Two north Northumberland residents from the same village are among those to have been recognised in the Queen’s Birthday Honours List.
Longframlington’s David Carr, who runs the village shop, and Carole Catchpole, founder of the Northumbrian Hedgehog Rescue Trust – one of this year’s Jam Jar Army charities, have been awarded the British Empire Medal (BEM).
David was honoured for services to the community in the village.
His citation reads: ‘Since 1974 he has served his community in Longframlington as the local proprietor of the village shop in the village where he has provided an unfailing and cheerful service from his tiny but comprehensively stocked corner shop.
‘His shop also acts as a village chemist, holding dispensed prescriptions from the GP surgery until they can be collected. He is also the unofficial and unpaid post office and parcel collecting point for almost the whole community.
‘He continues to be a one-man delivery service for the elderly and disabled in the community, not only delivering their provisions but checkingon their wellbeing and providing welcome social interaction and company. There is also a dry-cleaning service and he even organises the village Christmas tree.
‘The annual village show is heavily supported by his shop, as are many other village and community events throughout the year. During difficult local conditions, like a significant snowfall or storm, both he and his staff will phone all the elderly living in the area in isolated homes to ensure that they are well and not trapped by snow or fallen trees.
‘For many years he has been a constant weekly volunteer and visitor to the patients in St Oswald’s Hospice in Newcastle and has been a member of the Round Table which organises lunches and other events for the elderly’.
For her part, Carole has been recognised for services to the protection of hedgehogs.
Her citation reads: ‘She has made a huge difference in caring for hedgehogs and educating the general public in their care and preservation. It started in the mid-1990s when she found injured hedgehogs wandering in her garden and looked after them until they were fit to be released.
‘She sought advice from wildlife organisations and vets and educated herself in their habitat and needs. She was shocked to find out how much the population had been declining, so she transformed her garden into a hedgehog-friendly site using second-hand rabbit hutches, turning her garage into a rescue centre, funding everything herself, including food, electricity (for heat pads), medication and vet fees.
‘She single-handedly took care of the hedgehogs for 12 years and then persuaded friends to help with daily tasks. She needed more volunteers, so she advertised in veterinary surgeries and local shops. This led to an expansion of the centre. She gives opportunities to students to gain work experience and has given talks to schools, Brownies, Guides and the WI as well as welcoming vulnerable adults.
‘She set up Northumbrian Hedgehog Rescue Trust in 2011 and registered it as a charity in 2013. It is the only rescue centre dedicated to hedgehogs’.

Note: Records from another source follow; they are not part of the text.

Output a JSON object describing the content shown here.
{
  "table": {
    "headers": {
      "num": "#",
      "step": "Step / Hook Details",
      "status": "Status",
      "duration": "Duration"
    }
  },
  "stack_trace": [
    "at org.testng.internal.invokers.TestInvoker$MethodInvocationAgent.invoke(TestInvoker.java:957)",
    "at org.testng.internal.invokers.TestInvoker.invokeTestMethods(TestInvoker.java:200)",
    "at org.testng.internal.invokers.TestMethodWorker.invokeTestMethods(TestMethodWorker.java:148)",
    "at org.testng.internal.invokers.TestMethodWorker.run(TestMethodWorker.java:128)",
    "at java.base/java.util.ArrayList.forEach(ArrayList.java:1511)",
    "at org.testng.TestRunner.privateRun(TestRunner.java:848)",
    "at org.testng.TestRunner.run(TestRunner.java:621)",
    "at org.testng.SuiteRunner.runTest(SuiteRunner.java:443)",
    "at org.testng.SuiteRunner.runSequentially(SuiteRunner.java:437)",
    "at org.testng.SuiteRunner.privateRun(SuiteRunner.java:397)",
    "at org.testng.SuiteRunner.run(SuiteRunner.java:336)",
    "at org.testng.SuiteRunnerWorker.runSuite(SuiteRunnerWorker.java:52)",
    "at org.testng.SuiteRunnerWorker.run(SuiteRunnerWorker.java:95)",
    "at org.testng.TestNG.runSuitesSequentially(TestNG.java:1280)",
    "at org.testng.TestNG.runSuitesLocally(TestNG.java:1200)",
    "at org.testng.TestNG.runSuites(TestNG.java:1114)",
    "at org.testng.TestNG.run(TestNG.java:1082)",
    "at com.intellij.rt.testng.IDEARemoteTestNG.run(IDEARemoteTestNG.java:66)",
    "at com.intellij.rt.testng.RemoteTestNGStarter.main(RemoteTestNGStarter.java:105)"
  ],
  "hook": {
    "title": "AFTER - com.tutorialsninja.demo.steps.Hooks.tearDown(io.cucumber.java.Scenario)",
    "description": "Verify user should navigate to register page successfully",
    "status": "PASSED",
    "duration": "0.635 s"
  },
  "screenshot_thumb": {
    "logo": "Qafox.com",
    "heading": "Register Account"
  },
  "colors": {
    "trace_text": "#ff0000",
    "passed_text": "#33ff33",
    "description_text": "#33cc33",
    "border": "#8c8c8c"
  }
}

Elsewhere, there were MBEs for Lynemouth couple Michael and Irene Cullen, who are foster carers with Newcastle City Council, for their services to children and families.
Bedlington resident Gleniss McNeal, who is a volunteer for the National Trust, has been awarded a BEM for services to heritage in Northumberland.
There is also a BEM for Alan Nixon, from Ashington, for his voluntary service to Newbiggin Golf Club and Collingwood College, in Morpeth.
And Cramlington’s Tom McCormack, child maintenance group director at the Department for Work and Pensions, has been made a CBE for services to child maintenance reform.